The bill of indictment in this case charges the offense was committed on 10 July 1976 and the return by the grand jury is dated "9th day of August, 19." Since the trial was had in January 1977, of necessity, the indictment then showed on its face that it was returned for the grand jury on 9 August 1976. In any event, such date is not an essential part of the bill of indictment. Consequently, the stated reason for the motion in arrest of judgment is not sound. State v. McKenna, 289 N.C. 668, 224 S.E.2d 537 (1976). In Strong, North Carolina Index 3d, Indictment and Warrant, § 7.1, it is said: "Quashal of indictments and warrants is not favored, and an indictment or warrant will not be quashed for technical objections that do not affect the merits, nor for mere informality or refinement." The indictment for taking indecent liberties with a child charges all of the essential elements of the offense with sufficient certainty to apprise the defendant of the specific accusation against him, to protect him from a subsequent prosecution for the same offense and to enable the court to proceed to judgment. It was, therefore, sufficient and the motion in arrest of judgment could not be sustained because of any defect in *449 the indictment. State v. Pallet, 283 N.C. 705, 198 S.E.2d 433 (1973); Strong, North Carolina Index 3d, Indictment and Warrant, §§ 9 and 9.1.

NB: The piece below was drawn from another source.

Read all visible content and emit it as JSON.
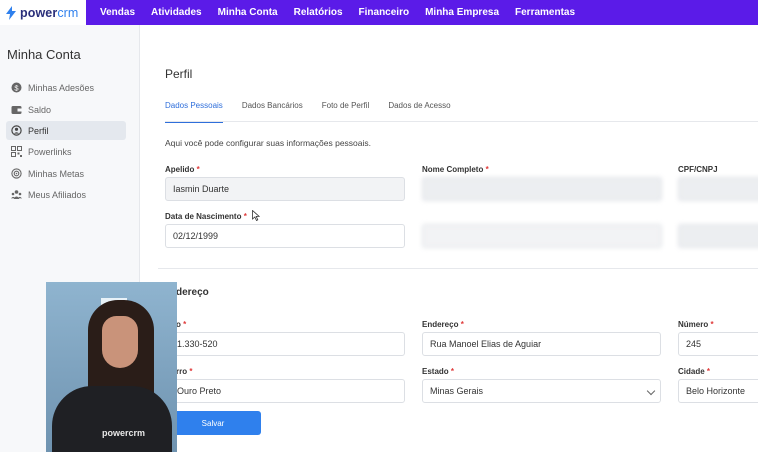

Nevertheless, we conclude that judgment upon the charge of taking indecent liberties with a child should be arrested for the reason that the defendant has been convicted and sentenced for the offense of rape upon the same child in the same course of action. The crime of rape of "a virtuous female child under the age of 12 years," the offense of which the defendant has here been convicted, cannot be committed except by taking "immoral, improper, and indecent liberties with a female child under the age of 16," the offense for which the defendant has also been here convicted. Thus, the lesser offense with which the defendant has been charged and convicted is necessarily included in the offense of rape. To imprison him for consecutive terms upon both offenses would, therefore, be to punish him twice for the same offense. The judgment of the court sentencing the defendant to imprisonment for 10 years upon the charge of taking indecent liberties with a child must, therefore, be arrested. The judgment sentencing him to imprisonment for life for rape in the first degree is free from error. The direct conflict between the testimony of Sabrina and that of the defendant as to this charge simply raised a question of fact for the jury which believed her, not him.

Judgment For Rape: No Error

Judgment For Taking Indecent Liberties with a child: Arrested